DATA TO USE:
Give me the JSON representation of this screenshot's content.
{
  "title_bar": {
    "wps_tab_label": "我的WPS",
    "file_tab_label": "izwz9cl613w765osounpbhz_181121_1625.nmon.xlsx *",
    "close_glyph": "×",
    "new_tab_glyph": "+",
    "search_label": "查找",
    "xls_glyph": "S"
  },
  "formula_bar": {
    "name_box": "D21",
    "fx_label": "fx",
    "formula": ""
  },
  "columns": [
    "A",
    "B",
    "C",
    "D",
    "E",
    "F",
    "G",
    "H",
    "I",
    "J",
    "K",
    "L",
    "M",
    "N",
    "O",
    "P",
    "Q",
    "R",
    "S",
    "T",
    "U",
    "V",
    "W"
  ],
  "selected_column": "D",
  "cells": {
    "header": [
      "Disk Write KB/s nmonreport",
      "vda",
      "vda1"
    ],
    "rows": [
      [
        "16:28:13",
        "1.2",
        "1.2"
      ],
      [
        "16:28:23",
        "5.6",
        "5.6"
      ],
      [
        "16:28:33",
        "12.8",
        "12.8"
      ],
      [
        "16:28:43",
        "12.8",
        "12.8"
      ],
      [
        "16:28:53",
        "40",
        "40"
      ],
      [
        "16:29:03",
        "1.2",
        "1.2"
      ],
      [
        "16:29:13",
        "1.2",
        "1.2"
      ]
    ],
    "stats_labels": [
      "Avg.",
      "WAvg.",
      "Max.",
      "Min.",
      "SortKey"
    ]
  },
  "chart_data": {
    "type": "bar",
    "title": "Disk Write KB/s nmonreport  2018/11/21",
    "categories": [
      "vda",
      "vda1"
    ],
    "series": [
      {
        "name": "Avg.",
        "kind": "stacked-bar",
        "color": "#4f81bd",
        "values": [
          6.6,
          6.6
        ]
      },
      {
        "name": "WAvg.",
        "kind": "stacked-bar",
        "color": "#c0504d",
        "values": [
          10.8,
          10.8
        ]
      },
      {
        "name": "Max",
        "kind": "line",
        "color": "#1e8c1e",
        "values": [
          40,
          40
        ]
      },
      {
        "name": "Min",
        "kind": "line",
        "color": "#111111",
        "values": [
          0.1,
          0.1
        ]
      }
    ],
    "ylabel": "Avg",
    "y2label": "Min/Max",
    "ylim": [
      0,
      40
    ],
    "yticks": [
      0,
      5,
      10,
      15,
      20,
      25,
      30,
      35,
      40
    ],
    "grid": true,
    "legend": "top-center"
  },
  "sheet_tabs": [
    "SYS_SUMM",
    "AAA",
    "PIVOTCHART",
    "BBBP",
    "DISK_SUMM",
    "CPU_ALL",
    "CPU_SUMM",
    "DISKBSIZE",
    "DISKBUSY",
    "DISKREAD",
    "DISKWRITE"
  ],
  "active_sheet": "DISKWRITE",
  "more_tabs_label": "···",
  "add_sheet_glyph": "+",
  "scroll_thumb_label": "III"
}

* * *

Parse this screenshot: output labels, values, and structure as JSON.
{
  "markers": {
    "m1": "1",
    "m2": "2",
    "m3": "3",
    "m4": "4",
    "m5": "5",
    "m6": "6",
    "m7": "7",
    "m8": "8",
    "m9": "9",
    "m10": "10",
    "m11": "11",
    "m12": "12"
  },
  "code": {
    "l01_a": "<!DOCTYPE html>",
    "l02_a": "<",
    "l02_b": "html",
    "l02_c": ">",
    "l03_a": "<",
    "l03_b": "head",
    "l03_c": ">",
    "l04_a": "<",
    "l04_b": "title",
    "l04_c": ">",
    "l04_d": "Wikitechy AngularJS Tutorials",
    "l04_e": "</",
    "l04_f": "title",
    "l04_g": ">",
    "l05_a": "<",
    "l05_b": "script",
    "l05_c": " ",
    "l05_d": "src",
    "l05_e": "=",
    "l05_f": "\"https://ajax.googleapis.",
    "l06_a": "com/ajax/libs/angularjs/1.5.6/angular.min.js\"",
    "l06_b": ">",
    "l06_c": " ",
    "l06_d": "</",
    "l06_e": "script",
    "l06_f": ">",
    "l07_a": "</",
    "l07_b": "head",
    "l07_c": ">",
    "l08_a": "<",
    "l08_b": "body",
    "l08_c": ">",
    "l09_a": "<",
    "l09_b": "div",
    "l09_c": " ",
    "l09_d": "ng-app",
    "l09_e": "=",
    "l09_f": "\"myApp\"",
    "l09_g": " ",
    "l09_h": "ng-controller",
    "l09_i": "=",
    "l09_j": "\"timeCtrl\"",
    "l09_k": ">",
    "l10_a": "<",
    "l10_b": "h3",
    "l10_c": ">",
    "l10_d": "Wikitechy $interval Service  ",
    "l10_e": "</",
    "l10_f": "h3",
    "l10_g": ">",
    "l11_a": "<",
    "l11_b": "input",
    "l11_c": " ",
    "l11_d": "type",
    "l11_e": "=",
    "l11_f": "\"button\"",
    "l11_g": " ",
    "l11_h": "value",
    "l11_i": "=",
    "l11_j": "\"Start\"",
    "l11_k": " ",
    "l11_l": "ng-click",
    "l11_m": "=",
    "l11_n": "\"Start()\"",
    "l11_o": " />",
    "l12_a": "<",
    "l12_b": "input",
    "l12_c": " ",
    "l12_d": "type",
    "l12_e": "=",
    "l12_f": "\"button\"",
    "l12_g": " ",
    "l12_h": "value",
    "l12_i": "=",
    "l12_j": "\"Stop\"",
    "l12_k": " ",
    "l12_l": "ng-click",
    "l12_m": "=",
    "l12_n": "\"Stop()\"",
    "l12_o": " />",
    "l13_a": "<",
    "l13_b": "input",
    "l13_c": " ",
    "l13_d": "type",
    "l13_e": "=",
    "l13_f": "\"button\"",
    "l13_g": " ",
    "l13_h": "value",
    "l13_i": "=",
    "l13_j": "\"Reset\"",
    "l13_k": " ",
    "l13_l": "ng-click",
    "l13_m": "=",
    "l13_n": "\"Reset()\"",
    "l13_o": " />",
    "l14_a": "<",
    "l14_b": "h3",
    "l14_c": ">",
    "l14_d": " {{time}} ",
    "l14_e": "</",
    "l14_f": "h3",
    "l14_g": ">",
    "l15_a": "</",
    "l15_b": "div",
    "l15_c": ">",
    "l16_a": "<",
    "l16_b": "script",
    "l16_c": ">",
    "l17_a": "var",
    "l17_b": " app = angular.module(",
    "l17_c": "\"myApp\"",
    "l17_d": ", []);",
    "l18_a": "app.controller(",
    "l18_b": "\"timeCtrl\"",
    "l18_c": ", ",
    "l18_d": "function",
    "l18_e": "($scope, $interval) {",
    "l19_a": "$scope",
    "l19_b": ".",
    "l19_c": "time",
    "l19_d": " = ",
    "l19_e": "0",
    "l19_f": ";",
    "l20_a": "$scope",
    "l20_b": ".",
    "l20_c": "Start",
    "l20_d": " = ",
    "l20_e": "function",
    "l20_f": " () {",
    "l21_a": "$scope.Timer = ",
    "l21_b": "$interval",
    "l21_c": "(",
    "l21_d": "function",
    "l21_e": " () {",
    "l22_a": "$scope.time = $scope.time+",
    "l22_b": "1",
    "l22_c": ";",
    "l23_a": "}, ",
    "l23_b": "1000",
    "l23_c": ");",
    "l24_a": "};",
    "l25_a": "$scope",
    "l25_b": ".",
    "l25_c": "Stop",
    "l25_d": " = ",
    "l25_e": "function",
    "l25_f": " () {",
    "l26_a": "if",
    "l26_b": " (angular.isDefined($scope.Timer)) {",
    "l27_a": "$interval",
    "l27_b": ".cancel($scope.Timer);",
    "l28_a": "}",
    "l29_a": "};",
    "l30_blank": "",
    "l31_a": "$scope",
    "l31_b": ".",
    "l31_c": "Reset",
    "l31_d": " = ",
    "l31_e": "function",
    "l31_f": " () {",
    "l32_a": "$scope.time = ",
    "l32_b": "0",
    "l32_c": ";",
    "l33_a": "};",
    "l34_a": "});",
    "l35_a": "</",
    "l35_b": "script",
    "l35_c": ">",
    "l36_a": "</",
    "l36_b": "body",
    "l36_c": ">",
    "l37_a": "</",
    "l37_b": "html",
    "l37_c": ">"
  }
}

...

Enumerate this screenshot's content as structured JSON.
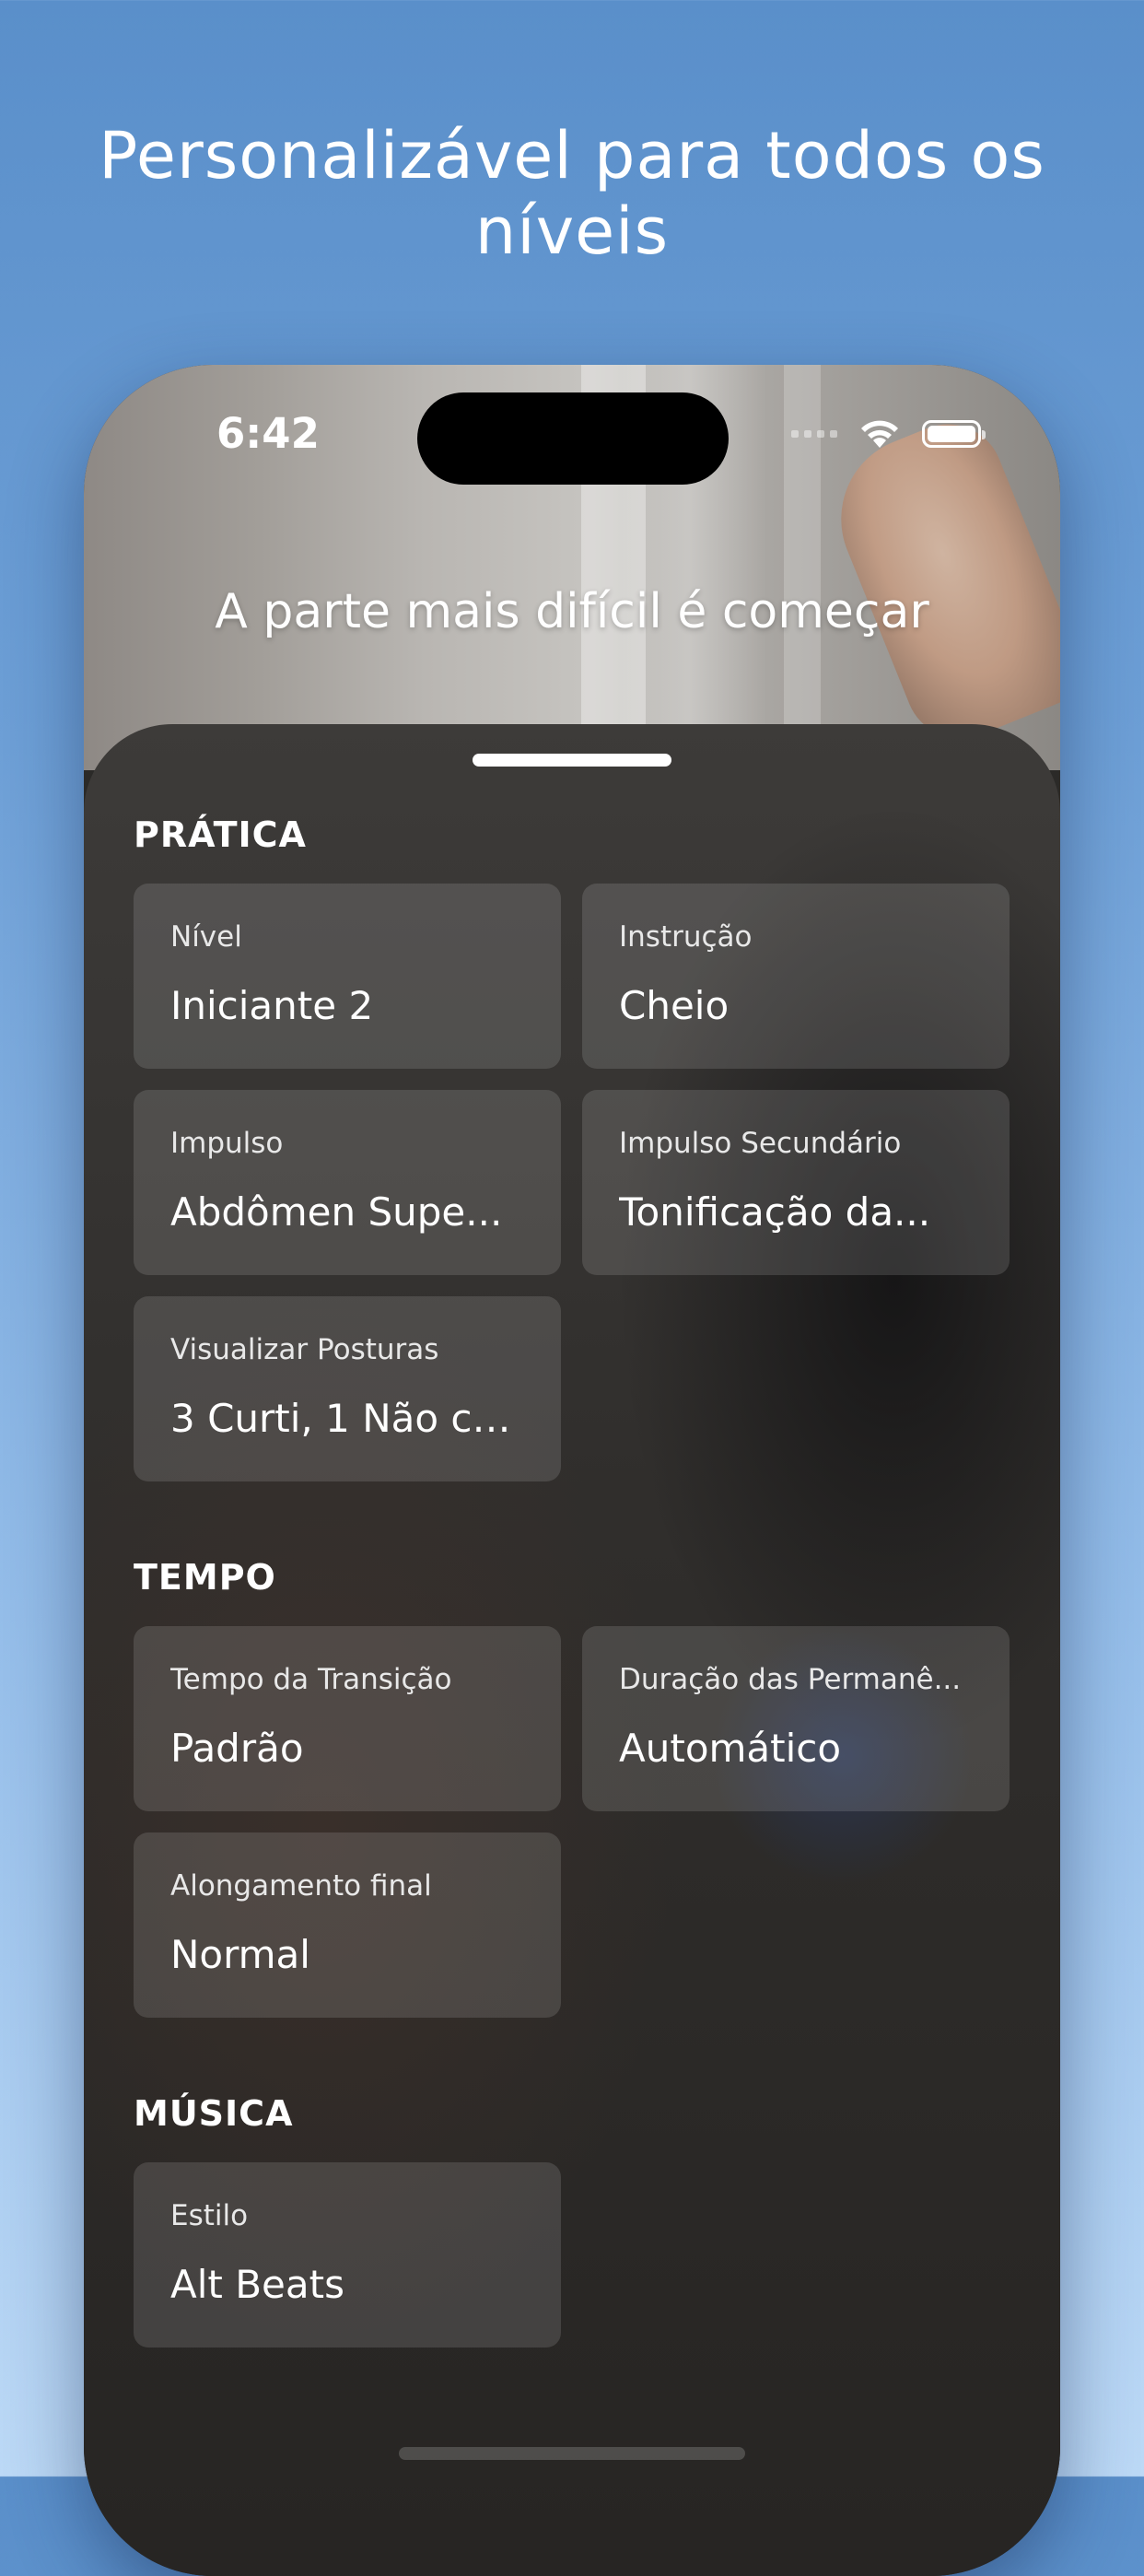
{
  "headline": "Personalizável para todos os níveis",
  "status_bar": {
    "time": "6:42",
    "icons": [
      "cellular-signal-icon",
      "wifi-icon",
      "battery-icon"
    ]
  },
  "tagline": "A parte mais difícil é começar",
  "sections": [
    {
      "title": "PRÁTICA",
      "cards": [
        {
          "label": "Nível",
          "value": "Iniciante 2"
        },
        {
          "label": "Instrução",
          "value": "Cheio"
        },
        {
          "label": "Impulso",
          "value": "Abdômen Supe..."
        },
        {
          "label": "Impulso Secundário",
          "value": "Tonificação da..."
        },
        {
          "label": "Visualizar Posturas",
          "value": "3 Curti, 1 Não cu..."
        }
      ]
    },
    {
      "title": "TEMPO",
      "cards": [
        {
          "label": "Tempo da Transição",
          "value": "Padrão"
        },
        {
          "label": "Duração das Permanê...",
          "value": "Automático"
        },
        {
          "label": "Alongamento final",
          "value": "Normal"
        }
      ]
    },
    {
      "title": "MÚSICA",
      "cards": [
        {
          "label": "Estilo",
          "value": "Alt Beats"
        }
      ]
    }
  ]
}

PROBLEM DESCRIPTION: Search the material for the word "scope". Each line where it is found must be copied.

OUTPUT OF THE TASK:
    "l18_e": "($scope, $interval) {",
    "l19_a": "$scope",
    "l20_a": "$scope",
    "l21_a": "$scope.Timer = ",
    "l22_a": "$scope.time = $scope.time+",
    "l25_a": "$scope",
    "l26_b": " (angular.isDefined($scope.Timer)) {",
    "l27_b": ".cancel($scope.Timer);",
    "l31_a": "$scope",
    "l32_a": "$scope.time = ",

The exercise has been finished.